Career prospects for -clinician scientists- - new career support programme facilitates integrated medical and scientific qualifications For medical professionals who are active in both patient care and research, many scientific questions and opportunities to apply new research findings arise directly from everyday clinical practice. This patient-oriented approach is ideal for helping to translate research results into new and improved applications in medical care. However, the dual career path of so-called clinician scientists involves many challenges which require novel and specific career support structures. The Faculty of Medicine at the University of Münster has now received funding from the German Research Foundation (DFG), more than two million euros over an initial three year period, to expand its career support programme for physicians also undertaking research.
The majority of the grant will be used to set up a new programme module and support 24 medical professionals as they undertake scientific qualifications in tandem with their medical specialty training at the Münster University Hospital. -For this challenging phase in their careers, we want to provide participants with as much flexibility in their individual planning as possible, mindful use of their time, and a network that gives support at all levels,- explains nuclear medicine specialist Prof Michael Schäfers, spokesperson for the new clinician scientist programme entitled -CareerS-. The scientific focus of the new qualification module will initially be on the topic of organ-specific immune responses, a strong research field at Münster University. It will be opened to other research topics in the midterm and permanently established in the Faculty of Medicine. In addition, the faculty will further develop well-established qualification modules for various career levels and integrate them into the existing overall concept. -We want to establish a complete professional pathway on which clinician scientists can take clear steps toward building their careers with reliable prospects,- emphasises the Dean of the Faculty of Medicine Prof Frank Ulrich Müller. The Münster programme will allow qualified candidates to enter at any career level.
The University of Münster is one of ten universities to receive funding for a clinician scientist programme. In total, the DFG received 18 applications from medical faculties in Germany.
New qualification module a -career booster-
-The exciting and yet simultaneously challenging aspect about the profession of clinician scientist is that you actually have two professions,- says Michael Schäfers, himself a practising physician and active researcher. He adds that attaining a scientific qualification alongside medical specialty training is a particularly demanding step on this path: -We need a -career booster- for that.- Medical specialty training alone typically takes five to six years. During this time, candidates must also set the course for their scientific focus - and all this often coincides with family planning.
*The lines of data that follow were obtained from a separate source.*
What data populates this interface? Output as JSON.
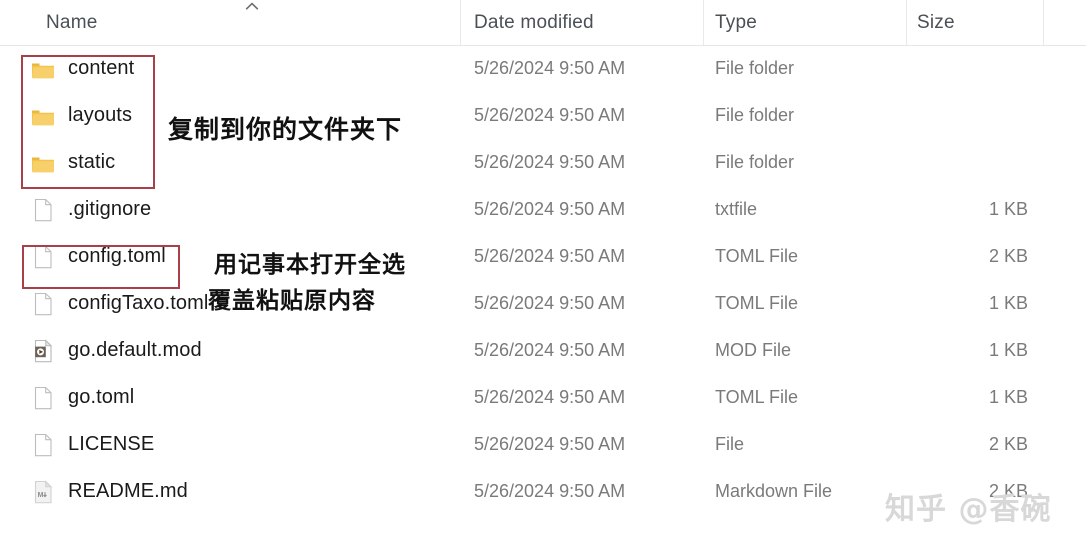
{
  "window": {
    "title": "File Explorer details view"
  },
  "columns": {
    "name": "Name",
    "date_modified": "Date modified",
    "type": "Type",
    "size": "Size",
    "sort_indicator": "chevron-up-icon"
  },
  "rows": [
    {
      "name": "content",
      "icon": "folder-icon",
      "date": "5/26/2024 9:50 AM",
      "type": "File folder",
      "size": ""
    },
    {
      "name": "layouts",
      "icon": "folder-icon",
      "date": "5/26/2024 9:50 AM",
      "type": "File folder",
      "size": ""
    },
    {
      "name": "static",
      "icon": "folder-icon",
      "date": "5/26/2024 9:50 AM",
      "type": "File folder",
      "size": ""
    },
    {
      "name": ".gitignore",
      "icon": "blank-file-icon",
      "date": "5/26/2024 9:50 AM",
      "type": "txtfile",
      "size": "1 KB"
    },
    {
      "name": "config.toml",
      "icon": "blank-file-icon",
      "date": "5/26/2024 9:50 AM",
      "type": "TOML File",
      "size": "2 KB"
    },
    {
      "name": "configTaxo.toml",
      "icon": "blank-file-icon",
      "date": "5/26/2024 9:50 AM",
      "type": "TOML File",
      "size": "1 KB"
    },
    {
      "name": "go.default.mod",
      "icon": "media-file-icon",
      "date": "5/26/2024 9:50 AM",
      "type": "MOD File",
      "size": "1 KB"
    },
    {
      "name": "go.toml",
      "icon": "blank-file-icon",
      "date": "5/26/2024 9:50 AM",
      "type": "TOML File",
      "size": "1 KB"
    },
    {
      "name": "LICENSE",
      "icon": "blank-file-icon",
      "date": "5/26/2024 9:50 AM",
      "type": "File",
      "size": "2 KB"
    },
    {
      "name": "README.md",
      "icon": "markdown-file-icon",
      "date": "5/26/2024 9:50 AM",
      "type": "Markdown File",
      "size": "2 KB"
    }
  ],
  "annotations": {
    "folders_note": "复制到你的文件夹下",
    "config_note_line1": "用记事本打开全选",
    "config_note_line2": "覆盖粘贴原内容",
    "highlight_color": "#a8404a"
  },
  "watermark": {
    "text": "知乎 @香碗"
  }
}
The new qualification module entitled -Boost- offers participants protected research time during which they are released from clinical work and up to one year of which can be counted towards their medical specialty training. How they divide their time between research and clinical work can be planned individually by the participants with their clinics and institutes and flexibly adjusted as needed. To ensure that the clinic can continue to operate without any limitations, a medical substitute is counter-financed. The candidates acquire key scientific qualifications and go through training courses supporting their career development in an associated curriculum. They become part of a group in which they can converse with colleagues in the same career situation about content-related, organisational and personal challenges. In addition, each candidate has two experienced mentors at their side, one clinical and one scientific. The research focus of the qualification module builds on the scientific strengths of the Faculty of Medicine reflected in five research networks also currently receiving funding from the DFG. As part of these research networks, participants can benefit from extensive expertise and collaborate with internationally renowned scientists. Incidentally, the module name - Boost - was already in the proposal before booster vaccinations against a coronavirus disease became topical.
The body’s inflammatory reactions, which occur for example during infections, infarction, allergies and autoimmune diseases, have a decisive influence on how a disease progresses in the individual patient. However, it is often difficult to predict exactly how inflammatory processes will develop. In addition, for many acute and chronic inflammatory diseases, there aren-t currently any therapies available that tackle the causes - they can only help relieve the symptoms. Inflammatory responses are regulated by different cells of the immune system, which interact with each other and the surrounding tissue via molecular mechanisms. These processes differ - depending on the organ in which the immune reaction occurs and whether it is local or systemic - and they also determine whether and how severely the affected organ is damaged by the disease. The new -Boost- module for clinician scientists at the University of Münster focuses on exploring these organ-specific immune responses, which may provide starting points for the development of new diagnostic methods and therapies.
Participating physicians can integrate their research projects into the existing research networks at the University of Münster, in which scientists study inflammatory responses at the level of individual cells, but also analyse how these cells function as part of entire organ systems - from cell cultures to studies in mice to studies with patients. The researchers combine state-of-the-art biochemical and genetic investigation methods with a broad spectrum of imaging technologies and develop innovative strategies for labelling cells and analysing image data. An important component of their research includes methodological approaches such as mathematical modelling and artificial intelligence, as well as the management of big data, which make it possible to identify patterns in cell behaviour and are relevant to many other areas of medicine. Their development and application require close collaboration between medical professionals, natural scientists, mathematicians and computer scientists, and the acquisition of appropriate skills is part of the new qualification module for clinician scientists.
English language editing and consulting: Julie Davies